### THE PROBLEM
What is the number of lines below that include the string "Arguments"? Provide that number alone.
──────── DATA IN THIS EXERCISE ────────
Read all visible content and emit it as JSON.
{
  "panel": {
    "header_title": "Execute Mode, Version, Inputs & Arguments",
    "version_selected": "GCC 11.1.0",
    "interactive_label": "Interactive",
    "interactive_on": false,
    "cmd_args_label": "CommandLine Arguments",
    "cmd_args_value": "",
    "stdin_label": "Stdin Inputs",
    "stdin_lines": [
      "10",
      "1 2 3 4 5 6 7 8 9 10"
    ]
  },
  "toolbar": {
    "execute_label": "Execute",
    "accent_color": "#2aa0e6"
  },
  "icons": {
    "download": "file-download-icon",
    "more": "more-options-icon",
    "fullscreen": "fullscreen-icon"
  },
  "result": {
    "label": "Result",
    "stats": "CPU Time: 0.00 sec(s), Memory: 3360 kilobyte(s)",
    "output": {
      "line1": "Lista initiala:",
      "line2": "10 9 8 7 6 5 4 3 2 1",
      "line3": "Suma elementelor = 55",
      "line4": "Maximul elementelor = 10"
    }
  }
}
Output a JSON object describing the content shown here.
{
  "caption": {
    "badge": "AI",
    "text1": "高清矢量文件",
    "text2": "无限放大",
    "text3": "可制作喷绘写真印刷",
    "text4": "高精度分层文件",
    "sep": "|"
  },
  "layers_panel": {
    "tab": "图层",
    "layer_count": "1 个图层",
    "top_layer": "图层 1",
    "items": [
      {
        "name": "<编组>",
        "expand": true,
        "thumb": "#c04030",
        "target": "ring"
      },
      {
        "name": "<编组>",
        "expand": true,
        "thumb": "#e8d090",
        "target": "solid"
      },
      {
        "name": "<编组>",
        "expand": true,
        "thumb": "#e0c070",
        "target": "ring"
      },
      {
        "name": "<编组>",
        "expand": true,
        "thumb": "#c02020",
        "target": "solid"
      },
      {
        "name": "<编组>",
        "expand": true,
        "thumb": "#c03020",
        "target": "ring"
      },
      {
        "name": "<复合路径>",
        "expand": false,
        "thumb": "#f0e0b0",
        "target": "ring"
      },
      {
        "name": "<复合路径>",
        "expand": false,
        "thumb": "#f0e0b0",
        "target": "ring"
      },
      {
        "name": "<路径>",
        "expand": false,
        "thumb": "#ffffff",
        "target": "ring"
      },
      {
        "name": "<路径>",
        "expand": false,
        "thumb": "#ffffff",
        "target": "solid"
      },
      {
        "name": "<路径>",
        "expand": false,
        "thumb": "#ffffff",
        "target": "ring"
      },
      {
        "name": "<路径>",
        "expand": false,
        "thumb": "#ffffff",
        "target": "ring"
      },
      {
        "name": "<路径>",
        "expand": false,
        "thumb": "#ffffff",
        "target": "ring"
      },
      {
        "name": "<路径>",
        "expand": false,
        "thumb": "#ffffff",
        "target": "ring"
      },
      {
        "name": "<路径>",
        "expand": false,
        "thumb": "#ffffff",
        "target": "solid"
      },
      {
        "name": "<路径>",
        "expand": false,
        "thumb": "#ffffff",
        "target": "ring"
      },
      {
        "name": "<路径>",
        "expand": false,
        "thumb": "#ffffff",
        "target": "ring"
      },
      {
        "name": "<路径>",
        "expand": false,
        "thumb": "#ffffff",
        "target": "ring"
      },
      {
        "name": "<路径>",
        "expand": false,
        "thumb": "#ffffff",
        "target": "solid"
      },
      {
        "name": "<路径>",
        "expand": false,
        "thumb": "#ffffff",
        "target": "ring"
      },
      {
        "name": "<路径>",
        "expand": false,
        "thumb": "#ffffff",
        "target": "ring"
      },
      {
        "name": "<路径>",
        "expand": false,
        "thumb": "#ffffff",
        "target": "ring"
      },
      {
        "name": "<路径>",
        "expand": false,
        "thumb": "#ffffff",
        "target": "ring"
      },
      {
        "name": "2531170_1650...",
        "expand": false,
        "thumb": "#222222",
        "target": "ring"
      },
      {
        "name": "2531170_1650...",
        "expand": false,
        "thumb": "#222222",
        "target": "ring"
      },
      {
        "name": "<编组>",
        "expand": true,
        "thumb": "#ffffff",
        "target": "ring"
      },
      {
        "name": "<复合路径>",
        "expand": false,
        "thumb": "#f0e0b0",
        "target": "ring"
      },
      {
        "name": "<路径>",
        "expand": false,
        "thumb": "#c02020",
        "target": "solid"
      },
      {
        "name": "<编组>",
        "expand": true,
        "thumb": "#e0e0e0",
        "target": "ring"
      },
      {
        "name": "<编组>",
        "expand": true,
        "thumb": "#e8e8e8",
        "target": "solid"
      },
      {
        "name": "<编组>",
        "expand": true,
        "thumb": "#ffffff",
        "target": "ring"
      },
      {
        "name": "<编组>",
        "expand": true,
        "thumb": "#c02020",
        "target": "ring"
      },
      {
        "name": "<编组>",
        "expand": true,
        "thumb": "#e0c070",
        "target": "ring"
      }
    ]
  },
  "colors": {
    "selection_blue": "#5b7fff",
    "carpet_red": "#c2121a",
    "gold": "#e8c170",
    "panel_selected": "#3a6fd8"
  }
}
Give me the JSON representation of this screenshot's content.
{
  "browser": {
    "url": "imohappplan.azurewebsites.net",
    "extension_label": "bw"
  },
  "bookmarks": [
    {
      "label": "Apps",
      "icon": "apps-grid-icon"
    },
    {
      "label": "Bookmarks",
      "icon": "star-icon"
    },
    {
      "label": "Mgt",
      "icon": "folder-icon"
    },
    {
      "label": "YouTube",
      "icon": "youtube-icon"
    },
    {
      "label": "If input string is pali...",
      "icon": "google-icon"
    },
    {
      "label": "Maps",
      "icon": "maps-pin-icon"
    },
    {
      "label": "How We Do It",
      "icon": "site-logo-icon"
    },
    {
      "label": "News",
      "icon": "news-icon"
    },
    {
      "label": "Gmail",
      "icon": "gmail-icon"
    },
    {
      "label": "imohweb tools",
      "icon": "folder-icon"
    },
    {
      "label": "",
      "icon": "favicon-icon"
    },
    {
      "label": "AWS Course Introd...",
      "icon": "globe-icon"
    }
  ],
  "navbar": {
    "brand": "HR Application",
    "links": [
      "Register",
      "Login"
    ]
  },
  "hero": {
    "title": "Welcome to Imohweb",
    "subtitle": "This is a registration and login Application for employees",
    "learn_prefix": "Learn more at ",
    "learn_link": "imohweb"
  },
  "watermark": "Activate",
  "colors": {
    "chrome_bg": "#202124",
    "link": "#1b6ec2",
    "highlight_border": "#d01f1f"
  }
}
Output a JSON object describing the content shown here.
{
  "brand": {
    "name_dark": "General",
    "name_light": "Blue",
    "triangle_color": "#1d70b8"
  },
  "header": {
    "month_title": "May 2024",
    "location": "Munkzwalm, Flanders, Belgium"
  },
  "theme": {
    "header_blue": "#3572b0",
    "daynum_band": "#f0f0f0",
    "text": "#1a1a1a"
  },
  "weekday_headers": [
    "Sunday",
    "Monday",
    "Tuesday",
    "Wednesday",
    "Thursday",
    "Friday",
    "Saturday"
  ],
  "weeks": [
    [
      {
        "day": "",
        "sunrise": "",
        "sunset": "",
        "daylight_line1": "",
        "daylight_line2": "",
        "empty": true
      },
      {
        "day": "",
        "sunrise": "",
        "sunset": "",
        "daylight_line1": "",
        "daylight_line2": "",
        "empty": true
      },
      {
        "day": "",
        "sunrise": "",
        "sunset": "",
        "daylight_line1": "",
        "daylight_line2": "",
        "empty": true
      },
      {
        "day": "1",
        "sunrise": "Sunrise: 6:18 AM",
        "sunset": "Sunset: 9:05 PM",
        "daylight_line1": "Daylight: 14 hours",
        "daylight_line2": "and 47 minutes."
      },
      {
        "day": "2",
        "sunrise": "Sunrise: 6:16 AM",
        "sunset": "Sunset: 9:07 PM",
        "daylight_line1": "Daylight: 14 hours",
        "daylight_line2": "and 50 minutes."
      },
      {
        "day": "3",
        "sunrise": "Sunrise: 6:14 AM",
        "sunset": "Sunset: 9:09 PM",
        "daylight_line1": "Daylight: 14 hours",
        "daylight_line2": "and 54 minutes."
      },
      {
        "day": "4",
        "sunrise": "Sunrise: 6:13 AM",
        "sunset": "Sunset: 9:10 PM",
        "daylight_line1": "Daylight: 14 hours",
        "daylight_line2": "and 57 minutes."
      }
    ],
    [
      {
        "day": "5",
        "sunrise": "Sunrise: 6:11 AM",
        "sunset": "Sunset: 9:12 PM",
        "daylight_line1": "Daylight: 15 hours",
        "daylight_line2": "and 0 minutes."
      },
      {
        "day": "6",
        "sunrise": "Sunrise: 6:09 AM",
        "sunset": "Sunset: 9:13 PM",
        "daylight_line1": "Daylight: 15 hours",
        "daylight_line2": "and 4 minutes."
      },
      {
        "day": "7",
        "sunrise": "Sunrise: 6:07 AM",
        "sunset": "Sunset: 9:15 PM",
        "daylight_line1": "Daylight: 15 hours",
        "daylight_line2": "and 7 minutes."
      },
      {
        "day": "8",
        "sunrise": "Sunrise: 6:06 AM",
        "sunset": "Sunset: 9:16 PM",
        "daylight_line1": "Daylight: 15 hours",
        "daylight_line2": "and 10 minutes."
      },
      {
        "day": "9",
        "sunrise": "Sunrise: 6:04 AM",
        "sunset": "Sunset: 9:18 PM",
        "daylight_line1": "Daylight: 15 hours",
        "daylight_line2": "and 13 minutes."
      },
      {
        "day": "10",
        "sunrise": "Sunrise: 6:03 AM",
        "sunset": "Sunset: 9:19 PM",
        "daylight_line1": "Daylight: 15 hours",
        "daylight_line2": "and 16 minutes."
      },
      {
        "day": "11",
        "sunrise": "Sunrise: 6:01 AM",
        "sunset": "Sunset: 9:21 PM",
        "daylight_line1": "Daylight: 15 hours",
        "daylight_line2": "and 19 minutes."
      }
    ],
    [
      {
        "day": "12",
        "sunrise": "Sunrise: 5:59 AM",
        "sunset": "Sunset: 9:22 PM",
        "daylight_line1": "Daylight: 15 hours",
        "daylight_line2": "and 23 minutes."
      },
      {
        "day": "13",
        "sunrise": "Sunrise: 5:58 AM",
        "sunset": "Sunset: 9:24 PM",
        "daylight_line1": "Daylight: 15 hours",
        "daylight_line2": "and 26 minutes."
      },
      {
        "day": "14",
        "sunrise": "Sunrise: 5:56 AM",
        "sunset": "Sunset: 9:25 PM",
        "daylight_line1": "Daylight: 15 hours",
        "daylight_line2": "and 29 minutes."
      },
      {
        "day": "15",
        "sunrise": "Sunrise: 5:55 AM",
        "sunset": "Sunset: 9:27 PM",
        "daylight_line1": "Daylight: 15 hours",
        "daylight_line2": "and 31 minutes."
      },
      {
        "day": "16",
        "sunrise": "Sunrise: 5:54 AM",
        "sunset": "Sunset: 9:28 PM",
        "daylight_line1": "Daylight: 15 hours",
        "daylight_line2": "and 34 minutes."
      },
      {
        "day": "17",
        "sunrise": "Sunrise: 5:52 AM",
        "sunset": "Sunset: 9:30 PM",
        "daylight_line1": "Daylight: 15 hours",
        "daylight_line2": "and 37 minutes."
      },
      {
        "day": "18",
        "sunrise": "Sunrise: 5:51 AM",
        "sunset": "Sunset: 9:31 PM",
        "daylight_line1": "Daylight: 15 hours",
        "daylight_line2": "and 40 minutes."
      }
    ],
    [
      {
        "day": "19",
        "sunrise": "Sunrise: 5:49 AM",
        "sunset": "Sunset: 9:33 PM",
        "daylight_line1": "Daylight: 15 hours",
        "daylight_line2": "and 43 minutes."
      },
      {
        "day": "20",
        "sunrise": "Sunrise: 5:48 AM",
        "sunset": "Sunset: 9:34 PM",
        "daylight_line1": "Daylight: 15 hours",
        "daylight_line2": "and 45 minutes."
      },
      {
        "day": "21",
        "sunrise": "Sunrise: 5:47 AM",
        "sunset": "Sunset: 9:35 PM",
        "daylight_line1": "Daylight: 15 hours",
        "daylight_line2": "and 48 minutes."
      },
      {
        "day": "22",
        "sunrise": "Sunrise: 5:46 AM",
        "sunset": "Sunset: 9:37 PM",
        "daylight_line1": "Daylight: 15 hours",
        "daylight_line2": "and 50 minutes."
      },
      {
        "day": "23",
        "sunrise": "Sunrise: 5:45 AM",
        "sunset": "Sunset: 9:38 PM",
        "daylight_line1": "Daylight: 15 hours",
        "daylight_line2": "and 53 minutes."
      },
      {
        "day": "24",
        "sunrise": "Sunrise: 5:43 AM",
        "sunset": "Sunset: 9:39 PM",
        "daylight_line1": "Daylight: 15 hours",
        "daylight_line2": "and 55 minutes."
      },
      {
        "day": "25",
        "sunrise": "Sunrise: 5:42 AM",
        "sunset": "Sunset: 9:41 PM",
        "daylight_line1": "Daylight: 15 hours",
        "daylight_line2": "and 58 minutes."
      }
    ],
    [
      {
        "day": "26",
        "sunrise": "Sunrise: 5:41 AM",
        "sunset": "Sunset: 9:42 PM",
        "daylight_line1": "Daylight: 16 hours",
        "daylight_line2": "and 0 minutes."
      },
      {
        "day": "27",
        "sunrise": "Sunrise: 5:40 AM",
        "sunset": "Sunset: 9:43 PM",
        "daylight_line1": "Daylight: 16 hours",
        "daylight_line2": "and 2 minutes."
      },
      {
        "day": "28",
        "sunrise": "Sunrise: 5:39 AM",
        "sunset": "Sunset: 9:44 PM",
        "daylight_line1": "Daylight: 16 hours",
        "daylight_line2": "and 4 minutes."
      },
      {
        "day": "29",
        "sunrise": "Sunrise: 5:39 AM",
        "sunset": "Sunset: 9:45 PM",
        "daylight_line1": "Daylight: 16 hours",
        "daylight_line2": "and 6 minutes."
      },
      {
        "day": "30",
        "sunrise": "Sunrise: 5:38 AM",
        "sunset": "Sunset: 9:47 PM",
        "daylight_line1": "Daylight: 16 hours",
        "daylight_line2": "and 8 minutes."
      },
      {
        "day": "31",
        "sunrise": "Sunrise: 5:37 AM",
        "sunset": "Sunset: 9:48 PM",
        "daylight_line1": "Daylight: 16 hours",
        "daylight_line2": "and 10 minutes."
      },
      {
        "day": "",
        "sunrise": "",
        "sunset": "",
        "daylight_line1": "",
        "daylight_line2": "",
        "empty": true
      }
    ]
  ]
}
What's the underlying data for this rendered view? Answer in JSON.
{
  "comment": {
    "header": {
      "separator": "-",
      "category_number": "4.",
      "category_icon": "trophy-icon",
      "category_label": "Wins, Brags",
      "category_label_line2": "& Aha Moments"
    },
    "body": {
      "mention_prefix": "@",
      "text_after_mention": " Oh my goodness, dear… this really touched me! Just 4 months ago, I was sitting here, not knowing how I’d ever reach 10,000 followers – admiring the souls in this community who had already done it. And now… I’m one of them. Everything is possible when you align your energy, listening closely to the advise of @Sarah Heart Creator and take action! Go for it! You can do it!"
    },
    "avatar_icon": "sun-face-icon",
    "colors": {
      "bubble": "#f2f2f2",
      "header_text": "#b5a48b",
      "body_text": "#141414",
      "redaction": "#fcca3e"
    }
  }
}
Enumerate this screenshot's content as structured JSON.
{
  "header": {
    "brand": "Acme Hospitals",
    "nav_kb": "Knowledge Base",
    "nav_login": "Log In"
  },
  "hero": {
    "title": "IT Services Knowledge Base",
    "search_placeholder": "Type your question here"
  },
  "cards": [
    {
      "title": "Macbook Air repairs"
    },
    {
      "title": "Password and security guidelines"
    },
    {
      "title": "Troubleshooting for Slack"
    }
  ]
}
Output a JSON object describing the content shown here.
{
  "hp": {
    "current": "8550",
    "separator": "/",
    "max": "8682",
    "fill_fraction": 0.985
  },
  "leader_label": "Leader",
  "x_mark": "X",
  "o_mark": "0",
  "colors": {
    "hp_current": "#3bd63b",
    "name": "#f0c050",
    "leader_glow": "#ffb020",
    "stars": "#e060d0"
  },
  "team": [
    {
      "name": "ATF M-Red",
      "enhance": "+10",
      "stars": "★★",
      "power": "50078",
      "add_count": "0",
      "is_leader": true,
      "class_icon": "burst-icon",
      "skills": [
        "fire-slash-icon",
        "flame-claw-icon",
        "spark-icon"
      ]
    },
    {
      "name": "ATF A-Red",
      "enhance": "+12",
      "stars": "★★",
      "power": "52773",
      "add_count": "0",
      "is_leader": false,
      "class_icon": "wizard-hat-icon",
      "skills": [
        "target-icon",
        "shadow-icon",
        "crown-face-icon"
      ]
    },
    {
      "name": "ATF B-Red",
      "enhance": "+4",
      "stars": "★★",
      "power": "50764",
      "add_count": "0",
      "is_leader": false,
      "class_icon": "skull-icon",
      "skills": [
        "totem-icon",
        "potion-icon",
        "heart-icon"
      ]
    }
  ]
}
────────
### WRITTEN REPLY
2